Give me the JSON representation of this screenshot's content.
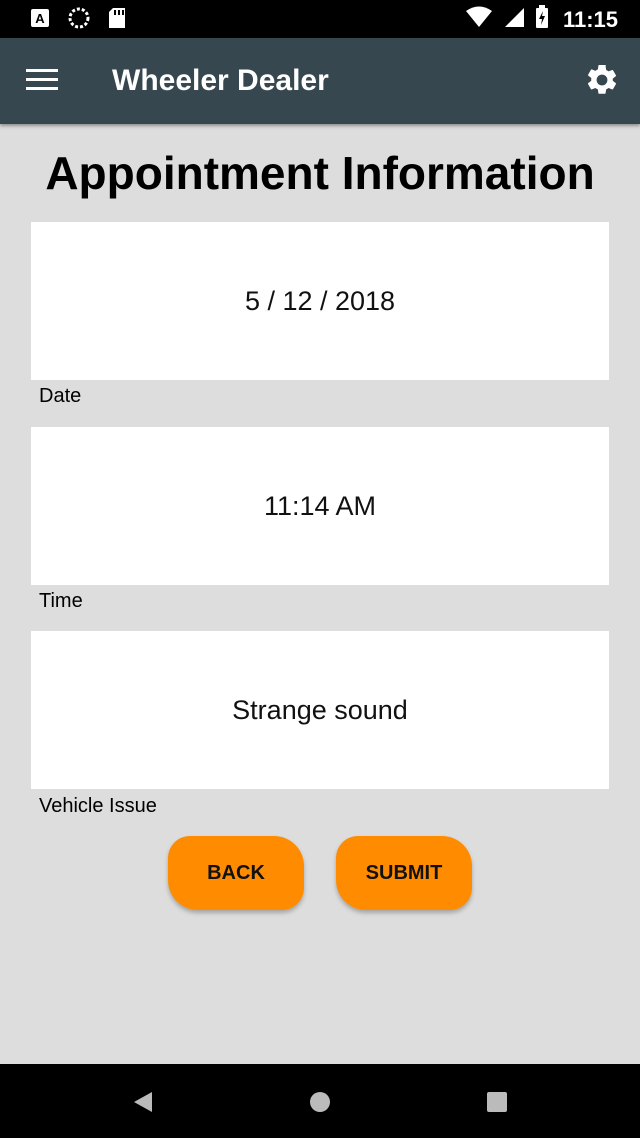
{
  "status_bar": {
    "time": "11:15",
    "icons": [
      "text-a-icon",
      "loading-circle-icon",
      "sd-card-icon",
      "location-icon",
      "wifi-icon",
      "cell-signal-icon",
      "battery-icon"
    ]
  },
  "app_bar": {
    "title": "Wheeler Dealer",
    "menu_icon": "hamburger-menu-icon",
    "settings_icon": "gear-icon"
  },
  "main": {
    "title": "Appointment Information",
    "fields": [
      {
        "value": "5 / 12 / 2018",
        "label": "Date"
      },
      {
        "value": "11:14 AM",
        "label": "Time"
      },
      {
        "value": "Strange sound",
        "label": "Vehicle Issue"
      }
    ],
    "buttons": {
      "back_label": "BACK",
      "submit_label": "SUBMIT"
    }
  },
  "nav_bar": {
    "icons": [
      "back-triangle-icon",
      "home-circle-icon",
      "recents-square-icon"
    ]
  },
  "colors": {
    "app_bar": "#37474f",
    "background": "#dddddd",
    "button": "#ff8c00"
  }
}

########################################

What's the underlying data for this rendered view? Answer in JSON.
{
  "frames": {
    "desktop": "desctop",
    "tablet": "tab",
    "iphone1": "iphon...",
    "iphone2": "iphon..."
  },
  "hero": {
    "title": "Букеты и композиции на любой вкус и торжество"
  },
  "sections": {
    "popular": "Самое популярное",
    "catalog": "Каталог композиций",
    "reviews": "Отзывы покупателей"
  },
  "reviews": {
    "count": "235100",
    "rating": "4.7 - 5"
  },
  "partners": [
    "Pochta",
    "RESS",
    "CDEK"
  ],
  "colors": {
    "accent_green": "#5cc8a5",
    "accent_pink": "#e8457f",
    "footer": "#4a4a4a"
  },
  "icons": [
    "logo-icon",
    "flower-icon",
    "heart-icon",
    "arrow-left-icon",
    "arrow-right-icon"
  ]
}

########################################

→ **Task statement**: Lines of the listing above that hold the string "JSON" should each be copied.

→ **Finished task**:
Give me the JSON representation of this screenshot's content.
What's the underlying data for this rendered view? Answer in JSON.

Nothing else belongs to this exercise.